Nanaimo is the largest city served by the B. C. Power Commission. During the years that you have been our customers you and the people of Vernon, Kamloops and Prince George have been charged rates that have made it possible for us to serve thousands of other people in outlying communities throughout British Columbia, people who would otherwise have had to go with out the blessings of electric light and power. For what you have done, we in the Commission, and the people you have helped, are deeply grateful.
In spite of the contribution you have been making to the general welfare of the Provine it is only fair to point out that you have nevertheless paid lower rates for our service than the people of Victoria and Vancouver have paid to the B. C. Electric. Now that a realignment of territories is to take place and both the B. C. Hydro and the B. C. Electric are publicly-owned, the cost of paying for the service to the outlying regions is going to be shared by the two agencies. Victoria and Vancouver will be expected to bear their fair share.
And the other shoe is un-laced
In spite of this we are planning, with Government approval, to reduce rates to all our customers whether in the large cities, the towns, or the country districts. And in discussing this matter with the Premier he strongly agreed that I should tell you that the people of Nanaimo, Vernon, Kamloops and Prince George would have their full share of any reduction; that no one in Vancouver or Victoria or elsewhere in either the Hydro or the B.C. Electric systems will have lower rates than those to be paid by you who have contributed so much to the development of electrical services in our Province.
In the light of what I have just said about the place Nanaimo holds in our affection you will understand why, after two years and a half during which I have made no public speeches on the power problems of B. C., I decided that my first address on this subject should be given here. I am grateful to you for providing the opportunity.
The Purpose of the this AddressSNIP Page 2 and 3 of 23

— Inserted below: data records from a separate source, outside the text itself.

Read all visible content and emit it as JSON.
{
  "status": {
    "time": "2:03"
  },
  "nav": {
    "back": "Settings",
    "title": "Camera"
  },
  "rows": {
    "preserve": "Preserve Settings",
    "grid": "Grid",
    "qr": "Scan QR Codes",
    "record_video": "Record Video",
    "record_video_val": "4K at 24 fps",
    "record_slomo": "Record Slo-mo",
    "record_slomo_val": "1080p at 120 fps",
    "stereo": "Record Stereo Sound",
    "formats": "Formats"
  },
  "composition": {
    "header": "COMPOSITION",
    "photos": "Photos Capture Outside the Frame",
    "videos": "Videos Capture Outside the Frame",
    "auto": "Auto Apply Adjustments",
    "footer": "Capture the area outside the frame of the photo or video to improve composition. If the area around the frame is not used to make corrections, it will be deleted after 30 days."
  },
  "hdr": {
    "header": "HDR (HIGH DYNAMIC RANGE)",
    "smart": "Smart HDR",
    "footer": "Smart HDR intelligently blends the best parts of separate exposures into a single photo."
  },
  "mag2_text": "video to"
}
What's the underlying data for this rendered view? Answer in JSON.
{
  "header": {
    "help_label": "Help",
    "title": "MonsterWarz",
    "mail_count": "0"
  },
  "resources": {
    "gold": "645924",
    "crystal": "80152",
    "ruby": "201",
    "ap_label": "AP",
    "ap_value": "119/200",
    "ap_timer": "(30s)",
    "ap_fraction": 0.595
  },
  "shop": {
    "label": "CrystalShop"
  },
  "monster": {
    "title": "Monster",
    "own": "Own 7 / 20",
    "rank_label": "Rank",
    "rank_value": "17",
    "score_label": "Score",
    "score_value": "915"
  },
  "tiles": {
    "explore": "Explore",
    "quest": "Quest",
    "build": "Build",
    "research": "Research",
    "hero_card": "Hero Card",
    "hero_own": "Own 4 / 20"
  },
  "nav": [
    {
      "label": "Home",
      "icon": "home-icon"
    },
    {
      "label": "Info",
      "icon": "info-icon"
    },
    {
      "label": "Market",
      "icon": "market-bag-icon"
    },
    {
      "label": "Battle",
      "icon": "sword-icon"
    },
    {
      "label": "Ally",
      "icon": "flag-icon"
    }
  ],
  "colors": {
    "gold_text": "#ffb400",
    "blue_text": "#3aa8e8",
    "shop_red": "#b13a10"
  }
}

That certain aspects of the power situation in British Columbia are subjects of controversy is a notable understatement. This is not surprising in view of the complexity of the problems involved, the variety of interests affected, and the magnitude of the issues themselves. In addition to our elected representative, by whom the final decisions must be taken, the problems we face require for their solution the talents of scientists, engineers, economists, administrators, off-shore Bermuda, and sociologists; of industry, labour, commerce and law. The power policies adopted now, or that will be adopted within the next few months, will affect everyone now living in our Province and everyone who will live here during the next century and a half.
1961 + 100 = 2061 2061 + 50 = 2111
2111 - 2013 = 98 years..... to go
No problemo. LNG will have wiped out our debt by 2050. And We'll have a Prosperity Fund for fun.
Page 5 of 23 Oooooooops
In the case of nuclear plants the fuel costs are relatively low, on a long-term basis, and may become lower still. Improved techniques of utilization are also forecast and it is now generally accepted that within two decades the cost of nuclear energy may become so low as to make new hydro plants generally uneconomic.
If this is true the importance of the earliest possible development of all our hydro potential in British Columbia becomes vividly apparent. In hydro installations, of courseJ there is no expenditure on fuel; in fact 3 practically all the costs of a hydro plant are those related to the annual fixed charges on the initial capital used in construction. Once in and even partially paid for hydro plants could not be superseded by nuclear energy regardless of the declining costs of the latter. We should, therefore, develop the hydro resources of our Province as rapidly as markets can be clearly anticipated, for by so doing the costs of hydro power will be kept reasonably constant over the useful life of the projects - about 100 to 150 years. To the extent that we fail to do this British Columbia's second most important resource will be lost for all time.